Maple 18

There has been a spate of Questions posted in the past week about computing eigenvalues. Invariably, the Questioners have computed some eigenvalues by applying fsolve to a characteristic polynomial obtained from a floating-point matrix via LinearAlgebra:-Determinant. They are then surprised when various tests show that these eigenvalues are not correct. In the following worksheet, I show that the eigenvalues computed by the fsolve@Determinant method (when applied to a floating-point matrix) are 100% garbage for dense matrices larger than about Digits x Digits. The reason for this is that computing the determinant introduces too much round-off error into the coefficients of the characteristic polynomial. The best way to compute the eigenvalues is to use LinearAlgebra:-Eigenvalues or LinearAlgebra:-Eigenvectors. Furthermore, very accurate results can be obtained without increasing Digits.
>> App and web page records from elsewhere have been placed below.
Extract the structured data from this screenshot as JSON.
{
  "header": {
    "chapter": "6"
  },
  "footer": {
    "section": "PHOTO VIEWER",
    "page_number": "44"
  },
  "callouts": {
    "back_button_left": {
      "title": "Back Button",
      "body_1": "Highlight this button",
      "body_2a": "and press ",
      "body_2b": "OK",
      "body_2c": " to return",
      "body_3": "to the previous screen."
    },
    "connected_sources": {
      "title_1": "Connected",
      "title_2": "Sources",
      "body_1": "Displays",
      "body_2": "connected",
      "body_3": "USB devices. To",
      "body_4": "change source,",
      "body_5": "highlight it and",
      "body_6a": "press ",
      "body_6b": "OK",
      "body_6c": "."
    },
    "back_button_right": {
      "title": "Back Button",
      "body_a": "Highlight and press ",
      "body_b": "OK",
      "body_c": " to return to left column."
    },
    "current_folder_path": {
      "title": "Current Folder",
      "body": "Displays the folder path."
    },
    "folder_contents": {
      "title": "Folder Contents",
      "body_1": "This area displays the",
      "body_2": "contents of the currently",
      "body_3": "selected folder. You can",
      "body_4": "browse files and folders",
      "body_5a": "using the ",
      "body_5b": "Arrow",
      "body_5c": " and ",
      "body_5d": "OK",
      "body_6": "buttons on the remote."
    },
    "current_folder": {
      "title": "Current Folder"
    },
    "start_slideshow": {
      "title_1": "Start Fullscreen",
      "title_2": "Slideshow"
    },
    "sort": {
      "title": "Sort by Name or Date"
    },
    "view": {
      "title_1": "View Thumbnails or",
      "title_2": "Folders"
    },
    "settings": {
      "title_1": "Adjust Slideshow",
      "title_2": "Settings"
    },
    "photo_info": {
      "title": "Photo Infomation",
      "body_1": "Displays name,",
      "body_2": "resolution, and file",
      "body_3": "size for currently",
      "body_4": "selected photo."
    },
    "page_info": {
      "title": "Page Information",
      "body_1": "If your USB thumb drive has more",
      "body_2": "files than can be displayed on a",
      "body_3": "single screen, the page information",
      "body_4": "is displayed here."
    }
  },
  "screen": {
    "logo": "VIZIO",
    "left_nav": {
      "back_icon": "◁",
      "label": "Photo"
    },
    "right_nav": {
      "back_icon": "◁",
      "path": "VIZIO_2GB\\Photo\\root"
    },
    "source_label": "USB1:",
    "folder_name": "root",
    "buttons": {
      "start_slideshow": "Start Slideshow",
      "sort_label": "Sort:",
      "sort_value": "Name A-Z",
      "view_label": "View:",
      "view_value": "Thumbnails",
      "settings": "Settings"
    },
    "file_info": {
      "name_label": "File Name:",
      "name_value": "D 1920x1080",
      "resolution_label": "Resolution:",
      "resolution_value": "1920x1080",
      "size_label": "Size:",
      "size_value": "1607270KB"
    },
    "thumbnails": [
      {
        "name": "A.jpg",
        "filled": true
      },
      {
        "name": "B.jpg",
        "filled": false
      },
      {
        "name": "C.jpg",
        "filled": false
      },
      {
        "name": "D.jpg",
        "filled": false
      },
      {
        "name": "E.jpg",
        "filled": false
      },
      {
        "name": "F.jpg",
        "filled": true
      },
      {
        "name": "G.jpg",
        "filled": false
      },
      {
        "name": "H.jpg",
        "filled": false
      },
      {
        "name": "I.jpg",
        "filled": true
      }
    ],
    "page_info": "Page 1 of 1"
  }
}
 The correct and incorrect ways to compute floating-point eigenvalues Carl Love 2016-Jan-18 restart: Digits:= 15: macro(LA= LinearAlgebra): n:= 2^5:  #Try also 2^3 and 2^4. A:= LA:-RandomMatrix(n): A is an exact matrix of integers; Af is its floating-point counterpart. Af:= Matrix(A, datatype= float): P:= LA:-CharacteristicPolynomial(A, x): P is the exact characteristic polynomial with integer coefficients; Pf is the floating-point characteristic polynomial computed by the determinant method. Pf:= LA:-Determinant(Af - LA:-DiagonalMatrix([x\$n])): RP:= [fsolve(P, complex)]: RP is the list of floating-point eigenvalues computed from the exact polynomial; RPf is the list of eigenvalues computed from Pf. RPf:= [fsolve(Pf, complex)]: RootPlot:= (R::list(complexcons))->      plot(           [Re,Im]~(R), style= point, symbol= cross, symbolsize= 24,           axes= box, color= red, labels= [Re,Im], args[2..]      ) : RootPlot(RP); RootPlot(RPf); We see that the eigenvalues computed from the determinant are completely garbage. The characteristic polynomial might as well have been x^n - a^n for some positive real number a > 1.   Ef is the eigenvalues computed from the floating-point matrix Af using the Eigenvalues command. Ef:= convert(LA:-Eigenvalues(Af), list): RootPlot(Ef, color= blue); We see that this eigenvalue plot is visually indistinguishable from that produced from the exact polynomial. This is even more obvious if I plot them together: plots:-display([RootPlot(Ef, color= blue), RootPlot(RP)]); Indeed, we can compare the two lists of  eigenvalues and show that the maximum difference is exceedingly small.   The following procedure is a novel way of sorting a list of complex numbers so that it can be compared to another list of almost-equal complex numbers. RootSort:= (R::list(complexcons))-> sort(R, key= abs*map2(`@`, signum+2, Re+Im)): max(abs~(RootSort(RP) -~ RootSort(Ef)));